Resolve to keep your portfolio healthy: Help us pick the worst stock for 2008.
I'm usually an optimistic sort of guy, but last year was rough for anyone holding shares in bank stocks, including yours truly. And 2008 looks like it will be Act 2. But how long will the play last?
Setting the stage
Everything was fine through the first half of the year, despite a slowing housing market and quickening concern about subprime mortgages. Then in late July, Countrywide Financial
In August, WaMu announced it was increasing its mortgage standards and cautioned that conditions were deteriorating in the secondary mortgage market, where mortgages are packaged and resold. Ultimately WaMu increased loss reserves by about $500 million in September -- about 30% higher than it had indicated it would in July.
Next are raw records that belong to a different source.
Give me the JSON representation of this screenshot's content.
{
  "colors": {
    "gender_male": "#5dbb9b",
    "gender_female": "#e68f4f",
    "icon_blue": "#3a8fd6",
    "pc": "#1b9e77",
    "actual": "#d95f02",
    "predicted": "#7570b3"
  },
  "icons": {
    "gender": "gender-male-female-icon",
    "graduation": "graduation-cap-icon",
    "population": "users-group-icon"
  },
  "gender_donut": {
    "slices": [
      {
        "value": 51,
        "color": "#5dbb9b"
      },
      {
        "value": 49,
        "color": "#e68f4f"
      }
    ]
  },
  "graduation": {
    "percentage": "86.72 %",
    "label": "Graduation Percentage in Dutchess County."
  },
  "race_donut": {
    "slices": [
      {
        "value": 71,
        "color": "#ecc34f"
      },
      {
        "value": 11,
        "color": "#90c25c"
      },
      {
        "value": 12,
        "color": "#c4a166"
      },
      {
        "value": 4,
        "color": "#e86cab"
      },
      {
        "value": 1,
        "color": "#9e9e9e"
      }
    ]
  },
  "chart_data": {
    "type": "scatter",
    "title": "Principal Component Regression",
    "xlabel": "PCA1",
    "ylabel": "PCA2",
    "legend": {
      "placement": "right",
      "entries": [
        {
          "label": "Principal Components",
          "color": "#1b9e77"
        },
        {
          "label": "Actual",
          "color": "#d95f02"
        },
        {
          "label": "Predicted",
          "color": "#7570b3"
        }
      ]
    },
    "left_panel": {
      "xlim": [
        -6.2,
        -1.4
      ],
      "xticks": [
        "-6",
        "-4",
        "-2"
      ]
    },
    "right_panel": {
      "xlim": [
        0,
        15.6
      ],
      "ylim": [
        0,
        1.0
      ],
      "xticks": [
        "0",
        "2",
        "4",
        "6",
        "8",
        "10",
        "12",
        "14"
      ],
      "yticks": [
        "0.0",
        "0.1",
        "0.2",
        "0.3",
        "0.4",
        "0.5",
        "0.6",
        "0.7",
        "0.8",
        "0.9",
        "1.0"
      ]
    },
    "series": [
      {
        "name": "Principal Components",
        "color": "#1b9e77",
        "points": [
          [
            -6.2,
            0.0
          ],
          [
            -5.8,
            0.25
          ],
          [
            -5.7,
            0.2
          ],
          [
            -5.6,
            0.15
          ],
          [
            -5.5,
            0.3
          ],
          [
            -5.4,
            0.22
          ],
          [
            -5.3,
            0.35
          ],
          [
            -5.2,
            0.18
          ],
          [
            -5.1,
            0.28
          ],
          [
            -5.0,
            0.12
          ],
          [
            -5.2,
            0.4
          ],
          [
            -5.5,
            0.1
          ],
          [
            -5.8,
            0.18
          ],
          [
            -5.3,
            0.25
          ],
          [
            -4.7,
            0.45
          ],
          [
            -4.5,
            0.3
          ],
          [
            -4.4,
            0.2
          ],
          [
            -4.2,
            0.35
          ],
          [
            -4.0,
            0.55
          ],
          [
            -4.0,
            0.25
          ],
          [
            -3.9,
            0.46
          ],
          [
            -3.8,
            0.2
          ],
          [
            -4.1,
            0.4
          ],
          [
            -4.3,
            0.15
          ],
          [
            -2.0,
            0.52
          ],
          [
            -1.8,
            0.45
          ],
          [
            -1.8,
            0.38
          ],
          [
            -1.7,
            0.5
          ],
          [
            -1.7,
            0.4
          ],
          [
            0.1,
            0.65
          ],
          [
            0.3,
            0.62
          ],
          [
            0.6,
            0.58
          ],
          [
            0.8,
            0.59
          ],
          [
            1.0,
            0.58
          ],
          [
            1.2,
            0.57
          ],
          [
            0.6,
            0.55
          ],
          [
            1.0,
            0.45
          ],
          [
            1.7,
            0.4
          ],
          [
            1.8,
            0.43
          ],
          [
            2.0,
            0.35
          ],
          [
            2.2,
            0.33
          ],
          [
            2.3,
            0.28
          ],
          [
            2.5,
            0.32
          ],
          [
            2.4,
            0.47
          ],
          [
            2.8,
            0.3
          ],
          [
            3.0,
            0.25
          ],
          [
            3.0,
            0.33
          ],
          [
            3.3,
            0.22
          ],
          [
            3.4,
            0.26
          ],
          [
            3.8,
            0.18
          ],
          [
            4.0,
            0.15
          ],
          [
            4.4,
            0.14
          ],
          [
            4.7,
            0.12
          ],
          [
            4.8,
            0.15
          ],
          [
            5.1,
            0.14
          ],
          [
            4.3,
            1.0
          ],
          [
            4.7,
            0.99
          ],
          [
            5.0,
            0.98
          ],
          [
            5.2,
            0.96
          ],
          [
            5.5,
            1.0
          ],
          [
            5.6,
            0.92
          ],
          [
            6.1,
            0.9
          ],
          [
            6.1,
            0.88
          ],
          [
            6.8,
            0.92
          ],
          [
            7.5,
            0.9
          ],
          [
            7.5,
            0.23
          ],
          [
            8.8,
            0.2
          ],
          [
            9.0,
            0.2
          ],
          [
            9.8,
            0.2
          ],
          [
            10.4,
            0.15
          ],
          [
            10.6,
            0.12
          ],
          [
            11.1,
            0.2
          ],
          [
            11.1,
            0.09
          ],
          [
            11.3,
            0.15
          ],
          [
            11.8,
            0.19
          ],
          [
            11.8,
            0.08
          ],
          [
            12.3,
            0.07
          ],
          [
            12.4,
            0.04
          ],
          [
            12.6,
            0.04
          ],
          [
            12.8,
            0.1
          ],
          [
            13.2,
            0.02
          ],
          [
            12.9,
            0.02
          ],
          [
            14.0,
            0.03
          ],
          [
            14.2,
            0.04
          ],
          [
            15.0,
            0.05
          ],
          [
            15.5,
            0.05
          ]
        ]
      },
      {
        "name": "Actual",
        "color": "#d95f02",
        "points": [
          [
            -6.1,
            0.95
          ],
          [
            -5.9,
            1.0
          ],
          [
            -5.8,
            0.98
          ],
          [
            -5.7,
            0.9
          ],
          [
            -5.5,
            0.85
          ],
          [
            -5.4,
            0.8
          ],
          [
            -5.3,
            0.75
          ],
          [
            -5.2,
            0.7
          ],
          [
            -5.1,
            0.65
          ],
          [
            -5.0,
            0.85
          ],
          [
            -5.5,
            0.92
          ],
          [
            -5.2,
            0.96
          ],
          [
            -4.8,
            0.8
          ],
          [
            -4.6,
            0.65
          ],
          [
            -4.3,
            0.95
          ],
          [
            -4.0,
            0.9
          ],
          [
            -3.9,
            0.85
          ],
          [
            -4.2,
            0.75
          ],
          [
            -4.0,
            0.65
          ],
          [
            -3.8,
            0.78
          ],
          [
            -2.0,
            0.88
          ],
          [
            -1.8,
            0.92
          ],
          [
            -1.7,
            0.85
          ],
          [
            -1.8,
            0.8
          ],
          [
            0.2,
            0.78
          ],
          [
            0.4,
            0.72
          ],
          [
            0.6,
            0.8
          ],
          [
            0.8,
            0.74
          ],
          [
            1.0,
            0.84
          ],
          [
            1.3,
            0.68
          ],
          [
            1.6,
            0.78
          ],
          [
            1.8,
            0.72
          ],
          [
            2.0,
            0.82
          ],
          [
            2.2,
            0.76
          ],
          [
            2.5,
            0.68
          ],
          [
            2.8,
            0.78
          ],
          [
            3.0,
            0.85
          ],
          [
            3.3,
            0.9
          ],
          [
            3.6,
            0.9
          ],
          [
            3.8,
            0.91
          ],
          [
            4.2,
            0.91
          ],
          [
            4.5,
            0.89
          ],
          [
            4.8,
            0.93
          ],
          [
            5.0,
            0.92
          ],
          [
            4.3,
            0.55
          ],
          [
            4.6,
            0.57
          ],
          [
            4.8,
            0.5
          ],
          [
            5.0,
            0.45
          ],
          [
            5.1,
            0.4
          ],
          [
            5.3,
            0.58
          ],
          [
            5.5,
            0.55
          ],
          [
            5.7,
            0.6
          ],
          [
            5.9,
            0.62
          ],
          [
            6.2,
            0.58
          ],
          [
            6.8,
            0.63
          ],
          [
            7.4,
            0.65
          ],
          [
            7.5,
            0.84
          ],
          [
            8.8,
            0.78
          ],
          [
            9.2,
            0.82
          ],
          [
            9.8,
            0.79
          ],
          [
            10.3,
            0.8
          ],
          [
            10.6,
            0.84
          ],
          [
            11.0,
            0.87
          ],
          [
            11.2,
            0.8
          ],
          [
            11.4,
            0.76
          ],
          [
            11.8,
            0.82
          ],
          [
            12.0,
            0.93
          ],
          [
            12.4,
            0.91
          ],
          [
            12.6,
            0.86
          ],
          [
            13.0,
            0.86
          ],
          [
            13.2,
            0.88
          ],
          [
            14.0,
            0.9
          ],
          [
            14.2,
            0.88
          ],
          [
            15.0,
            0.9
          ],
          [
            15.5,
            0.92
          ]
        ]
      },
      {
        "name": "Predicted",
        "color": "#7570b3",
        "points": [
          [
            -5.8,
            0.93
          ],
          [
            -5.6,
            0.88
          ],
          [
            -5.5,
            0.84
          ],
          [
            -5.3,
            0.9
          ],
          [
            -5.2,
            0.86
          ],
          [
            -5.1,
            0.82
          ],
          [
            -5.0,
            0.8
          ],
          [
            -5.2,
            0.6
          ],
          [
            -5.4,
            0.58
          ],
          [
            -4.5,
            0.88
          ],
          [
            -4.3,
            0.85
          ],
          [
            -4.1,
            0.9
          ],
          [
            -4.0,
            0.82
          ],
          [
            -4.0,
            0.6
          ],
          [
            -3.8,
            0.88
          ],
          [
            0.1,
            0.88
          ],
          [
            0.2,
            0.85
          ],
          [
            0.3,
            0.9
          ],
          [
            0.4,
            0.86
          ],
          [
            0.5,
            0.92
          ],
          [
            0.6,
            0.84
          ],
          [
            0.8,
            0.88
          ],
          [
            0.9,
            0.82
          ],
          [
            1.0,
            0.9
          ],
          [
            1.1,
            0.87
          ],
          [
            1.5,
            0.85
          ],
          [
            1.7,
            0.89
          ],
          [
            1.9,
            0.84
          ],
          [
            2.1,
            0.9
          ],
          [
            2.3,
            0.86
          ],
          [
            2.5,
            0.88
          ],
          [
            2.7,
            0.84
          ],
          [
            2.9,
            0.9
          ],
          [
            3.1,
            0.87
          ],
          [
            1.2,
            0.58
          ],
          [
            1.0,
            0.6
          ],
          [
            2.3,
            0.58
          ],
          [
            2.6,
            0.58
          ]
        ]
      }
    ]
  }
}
Then October hit
At first, the thrift was a red flag that earnings would be less, mostly due to the increased loss reserves. The actual earnings pointed to some real problems, like:
- Total provisions for loan and lease losses expense up 480% year over year and 160% sequentially, to $967 million
- Net charge-offs up 170% year over year and 55% sequentially, to $421 million
- Nonperforming asset ratio up 96 basis points year over year and 36 basis points sequentially, to 1.65% of total assets
- Total customer deposits below $200 billion for the first time in more than a year and a half, down 7.9% year over year and 3.5% sequentially.
Since then, WaMu has
- Announced layoffs of more than 3,000 workers
- Become embroiled in an SEC probe related to a New York state lawsuit of First American
over an alleged role in fixing home appraisals (NYSE: FAF)
- Cut its dividend by 73%
- Said it will dilute its shares with a preferred stock offering.
The second half of 2007 was terrible for the company.
Reasons to stay out
The clouds continue to darken. Just last week, the stock took another hit as Countrywide reported another worsening of foreclosures and late payment levels.
There are a lot of questions without any answers, let alone reasonable estimates.
- How much further will loan loss reserves increase?
- How much more of its assets will end up as nonperforming?
- Will total deposits continue to decline?
- Given the above, will the company be able to remain liquid? If so, how?
- Is WaMu guilty of encouraging inflated appraisals?
- Is CEO Kerry Killinger the right man to dig the company out of its problems?
That last comes from recent comments by famed value investor David Dreman, whose investment firm is a significant shareholder. He said that Killinger has been slow to disclose the problems facing the company, and seemed interested only in growing the company and making "quick profits."
At some point, the company's shares will be a good investment again, fulfilling their promise when picked by Income Investor. But that probably won't be in 2008. Until some answers begin to appear, the company's stock price will likely continue to languish.
Yes, the dividend is around 4%, but as argued last fall, a CD will pay you that. Add the risk of further bad housing news coming to light and, depending on liquidity, a possible second cut to the dividend, and I just cannot see putting new money here.
If you agree, head over to Motley Fool CAPS and punch in with an "underperform" rating. If you disagree, go over and vote the other way.